As we transform ourselves, the collective is also transformed – we do the work for each other – as we move towards wholeness we bring our collective towards a more whole being. This includes our human community as well as the community of the earth.

So what stands in the way of us living in this “wholeness”, living our fullness?

Our unconscious belief systems – that iceberg that looms underwater, a large and ominous unkown that lurks under the surface of our selves threatening to sink the Titanic.

The Titanic is our ego self, what we show to the world. It also has its upper and lower decks. But what can sink this beautiful vessel is not the sometimes unruly lower deck inhabitants, or the upper deck decadence – but the unseen iceberg out there in the dark sea of our limbic systems. Our unconscious.

Imagery and movement, I have found, is one of the most profound ways to assess and transform this icy unknown. Skinner’s work, as well as some forms of butoh and movement theatre including Al Wunder’s Theatre of the Ordinary can, through surpassing our “control centre” re-configure subconscious patterning through allowing the body kinesthesia to experience a new way of “being” or “experiencing” the world, re-patterning our soma and re-integrating the nervous system and muscular system in the new configuration. Loosing tension in our musculature, our thoughts and our “being”. Tension that have sometimes been there for a lifetime of experiencing. We are in that moment transformed.

This transformation requires preparation.
Who makes the choice who heals and who doesn’t? this is the mystical question, but in the long-term we do need to be willing.

Willing to trust, willing to dive into that icy sea, wiling to be in the dark, cold stillness of the deep sea and to wait…

“Wait without thought, for you are not ready for thought…….and the darkness shall be the light and the stillness the dancing” (T.S Elliot)

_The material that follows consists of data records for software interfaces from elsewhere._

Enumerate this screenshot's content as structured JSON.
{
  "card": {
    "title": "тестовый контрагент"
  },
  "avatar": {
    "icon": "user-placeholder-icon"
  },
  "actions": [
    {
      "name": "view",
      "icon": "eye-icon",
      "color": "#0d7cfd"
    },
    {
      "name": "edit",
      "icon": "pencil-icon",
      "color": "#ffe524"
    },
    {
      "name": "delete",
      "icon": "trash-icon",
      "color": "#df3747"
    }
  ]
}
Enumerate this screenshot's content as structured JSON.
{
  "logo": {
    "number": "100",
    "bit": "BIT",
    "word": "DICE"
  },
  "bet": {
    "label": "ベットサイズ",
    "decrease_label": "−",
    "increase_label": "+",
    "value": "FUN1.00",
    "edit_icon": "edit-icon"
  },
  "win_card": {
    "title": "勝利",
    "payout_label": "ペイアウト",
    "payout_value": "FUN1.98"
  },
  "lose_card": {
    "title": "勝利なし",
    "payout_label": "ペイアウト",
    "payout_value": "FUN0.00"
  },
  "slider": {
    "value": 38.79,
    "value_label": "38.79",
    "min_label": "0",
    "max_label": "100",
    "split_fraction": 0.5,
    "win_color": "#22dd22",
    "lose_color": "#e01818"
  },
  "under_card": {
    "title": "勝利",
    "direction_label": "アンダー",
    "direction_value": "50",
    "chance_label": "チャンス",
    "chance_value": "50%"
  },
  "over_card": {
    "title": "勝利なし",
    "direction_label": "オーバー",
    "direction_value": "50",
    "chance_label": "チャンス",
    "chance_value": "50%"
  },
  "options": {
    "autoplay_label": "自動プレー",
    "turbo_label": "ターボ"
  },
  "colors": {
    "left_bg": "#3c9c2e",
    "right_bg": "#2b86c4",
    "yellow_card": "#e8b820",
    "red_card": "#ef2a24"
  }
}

What is willingness? Willingness is giving permission, saying yes to something outside yourself, perhaps the rhythms and fluctuations of the universal dance, the deep sea tidal flow, and allow your being to soften enough to allow grace to slip in between our cells and occupy our deep spaces.

And what are we waiting for? Not for some cosmic explosion of cells – although this does happen. But most often it is something soft, something childlike, like the flutter of a butterflys eyelid, the foot fall of a wolves paw as it pads out from the shadows.

This is surrender. It is surrender to the nothing without the nothing having to “be” something.

It is cold here, and the moon is dark, the rocks whisper to each other in secret sign language. You are alone and the stillness begins to ….move….

Wilhemeena Isabella Monroe, Melbourne Workshop 2012

Monday, 23 July 2012

A day at Soul

As a participant at the workstudy-program at Soul I get an experience of working at the centre in exchange for attending any Yoga and ChiKung-classes throughout the week. Today I get to do some admin work, arrange new flowers, tidy up the office, while Willa sees clients in the clinic, and later prepares for the evening Yoga class. What a peaceful environment to work and move in, what a privilege to be part of a community, created with an intention to offer a space for people to relax, release, nourish, be and learn more about the body, mind, spirit connection, in the midst of the frantic world we live in. 

with love and gratitude

Monday, 11 June 2012

Every Day Lie Resting

Every day
lie resting

what is needed
to be more comfortable

let go of the past and future

open the room of yourself
to the day of this breath

open the skin to the air
to the light

let the undersurfaces of the body
open    into   shadows

let the whole body fill
and open to the breath

stretch     roll    yawn     dream

let     the     thoughts     dissolve      and     spread     themselves

each day find a new question

Tuesday, 10 April 2012

Soul is alive

Hello Soul family,

This is our first blog. We invite you to send in your ideas, experiences, wishes, love, anything you feel like to add to the family blog site.

Tell us about your experiences of Soul, or of your day. Maybe something happened today you might like to share with us.

We are always open

Love Soul Centre